It was not true that the boys had been chanting “build the wall” (they were doing a school chant, something they are famous for); it was not true that the boys approached Phillips as he was drumming (he approached them with a group of fellow activists who were behind him holding video cameras); it was not true that the boys confronted black protestors as was widely claimed on Twitter (they were confronted and harrassed by a group of racist, anti-semitic fringe lunatics known as the Black Hebrew Israelites); it was, in fact, not true that the boys instigated anything at all.

What the boys did do was verbally defend themselves from homophobic and racist language that was being hurled at them by the nearby Black Hebrew Israelite street preachers. In fact, numerous boys criticized the hateful and homophobic language of the street preachers. They also defended a student of colour in their group who were being heckled for keeping the wrong company.

Over the course of the two hour video, the main Black Israelite street preacher demeaned First Nations people among the crowd for “worshipping totem poles,” and women of colour for “coming up with their loud-ass mouth.” They also condemned America for “giving f*ggots rights.” The young Catholic men jeered in disapproval at this last claim.

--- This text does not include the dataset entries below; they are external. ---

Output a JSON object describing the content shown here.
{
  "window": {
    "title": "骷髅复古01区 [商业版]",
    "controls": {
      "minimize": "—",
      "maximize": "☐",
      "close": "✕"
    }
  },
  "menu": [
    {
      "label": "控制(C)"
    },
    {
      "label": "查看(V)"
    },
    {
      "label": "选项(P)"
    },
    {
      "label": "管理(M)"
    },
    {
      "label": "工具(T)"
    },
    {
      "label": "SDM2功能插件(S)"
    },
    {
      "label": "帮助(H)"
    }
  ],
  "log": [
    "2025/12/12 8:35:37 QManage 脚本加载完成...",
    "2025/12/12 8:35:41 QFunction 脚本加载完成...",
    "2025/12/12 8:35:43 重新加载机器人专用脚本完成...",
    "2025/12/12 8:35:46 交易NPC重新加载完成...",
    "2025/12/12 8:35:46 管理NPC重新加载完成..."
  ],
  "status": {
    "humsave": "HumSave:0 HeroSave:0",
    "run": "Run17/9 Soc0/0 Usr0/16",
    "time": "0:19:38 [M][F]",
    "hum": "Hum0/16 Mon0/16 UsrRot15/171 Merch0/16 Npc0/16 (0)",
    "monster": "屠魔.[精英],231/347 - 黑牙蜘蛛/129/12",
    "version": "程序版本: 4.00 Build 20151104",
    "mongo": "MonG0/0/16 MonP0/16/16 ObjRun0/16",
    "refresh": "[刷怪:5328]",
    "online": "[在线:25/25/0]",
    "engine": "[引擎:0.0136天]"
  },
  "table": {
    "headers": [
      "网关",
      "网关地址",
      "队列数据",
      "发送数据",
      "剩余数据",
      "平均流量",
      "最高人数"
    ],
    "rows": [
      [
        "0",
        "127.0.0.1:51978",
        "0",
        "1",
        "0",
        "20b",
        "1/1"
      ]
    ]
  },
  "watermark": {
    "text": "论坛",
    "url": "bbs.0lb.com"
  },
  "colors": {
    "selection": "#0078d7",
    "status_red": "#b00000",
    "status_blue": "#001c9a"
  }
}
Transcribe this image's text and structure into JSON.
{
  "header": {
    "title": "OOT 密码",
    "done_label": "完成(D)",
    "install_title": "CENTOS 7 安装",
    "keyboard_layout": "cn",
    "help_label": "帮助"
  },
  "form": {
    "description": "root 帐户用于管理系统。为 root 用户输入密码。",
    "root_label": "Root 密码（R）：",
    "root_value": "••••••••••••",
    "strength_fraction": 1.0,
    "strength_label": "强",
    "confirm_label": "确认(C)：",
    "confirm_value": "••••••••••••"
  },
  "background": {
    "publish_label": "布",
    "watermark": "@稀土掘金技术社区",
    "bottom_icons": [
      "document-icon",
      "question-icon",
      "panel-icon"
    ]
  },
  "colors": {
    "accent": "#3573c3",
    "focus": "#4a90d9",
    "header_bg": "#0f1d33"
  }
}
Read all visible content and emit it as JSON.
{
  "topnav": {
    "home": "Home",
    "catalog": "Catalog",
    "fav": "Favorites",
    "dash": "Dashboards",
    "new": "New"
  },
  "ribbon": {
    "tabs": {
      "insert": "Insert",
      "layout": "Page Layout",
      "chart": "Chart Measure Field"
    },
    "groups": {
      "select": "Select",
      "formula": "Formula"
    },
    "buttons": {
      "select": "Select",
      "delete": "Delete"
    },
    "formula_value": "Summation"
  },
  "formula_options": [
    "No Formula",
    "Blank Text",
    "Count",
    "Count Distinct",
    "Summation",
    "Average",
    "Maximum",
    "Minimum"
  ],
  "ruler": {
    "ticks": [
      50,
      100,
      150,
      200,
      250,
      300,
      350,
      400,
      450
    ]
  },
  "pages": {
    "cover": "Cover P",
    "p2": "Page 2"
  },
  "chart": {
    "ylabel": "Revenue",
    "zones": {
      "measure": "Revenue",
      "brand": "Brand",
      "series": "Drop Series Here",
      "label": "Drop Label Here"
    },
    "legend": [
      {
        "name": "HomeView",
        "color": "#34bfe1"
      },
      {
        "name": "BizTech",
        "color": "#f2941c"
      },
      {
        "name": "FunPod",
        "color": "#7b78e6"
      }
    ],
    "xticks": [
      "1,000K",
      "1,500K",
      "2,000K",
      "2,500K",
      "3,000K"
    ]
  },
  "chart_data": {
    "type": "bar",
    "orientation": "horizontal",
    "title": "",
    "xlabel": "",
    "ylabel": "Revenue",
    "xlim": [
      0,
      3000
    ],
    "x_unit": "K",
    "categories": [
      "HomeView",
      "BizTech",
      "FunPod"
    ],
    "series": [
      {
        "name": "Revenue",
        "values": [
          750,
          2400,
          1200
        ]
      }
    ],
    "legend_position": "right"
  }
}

The worst thing that (some of) the boys did was clap along with and dance to Phillips’ traditional drumming in a way that could be perceived as mocking. In my opinion, this is unkind, disrespectful behaviour that should be corrected, but it hardly constitutes the mobbing that the media had claimed happened. The full evidence suggests that the boys were remarkably restrained despite being called “klansmen” and “f*ggots” and being told to “go back to Europe.” A statement from Nick Sandmann, the boy who was face to face with Phillips provides even more context.

With regard to the question of why there was an intimidatingly large group of young, white, MAGA-gear clad men gathered at the Lincoln memorial in the first place, the answer is simple. They were told to meet there. They were waiting for their bus.

As for Nathan Phillips, the First Nations drummer and elder, I have no reason to believe he meant any harm either. It’s entirely possible that he truly believed the school chant was a pro-Trump chant. From what I’ve seen in his interviews and sound clips, he seems like a kindhearted and earnest man, steadfast in his beliefs and good intentions.

Despite the current practices of the media, news stories should not have pre-approved heroes and villains.

In the short term, it looks like we simply cannot turn to legacy media when we want to understand what happened and why. If it were not for numerous independent journalists and critical thinkers, we would not know the truth about this situation today.

Slowly but surely, people who had rushed to judgment, myself included, realized that we had all been played by a manipulative and cynical media that values clicks over facts.

Now, that some mainstream media figures are conceding that the story was fake, it appears that these kids just might be spared any further mobbing and harassment.

This story is basically two paranoid imaginings of American political life converging, with the media, instead of setting things straight, opting to confirm everyone’s paranoia. Even when these stories are disproven, the paranoia remains, and people tend to believe that these debunked narratives are still indicative of larger cultural and political enemies they perceive.

Life in America is extremely polarized right now, and there are legitimate grievances to have with Trump and his administration. I just wish the world would would focus on the legitimate ones instead of gravitating to the manufactured ones. For those, like me, who long for a different president and a return to sanity, it’s never been more important to reject the outrage clickbait news cycle that we are currently trapped in.

In a lot of ways it feels like the Trump presidency is like a magnifying glass under the blazing hot sun of the culture wars. When cultural differences are tightly focused through this magnifying glass, everything underneath it becomes part of a raging, uncontrollable fire.

The only way to avoid this happening to you is to refuse to be underneath it at all. Rise above it, and while you’re on your way up, do your best to invite as many people as you can, whether you agree with them or not, to join you.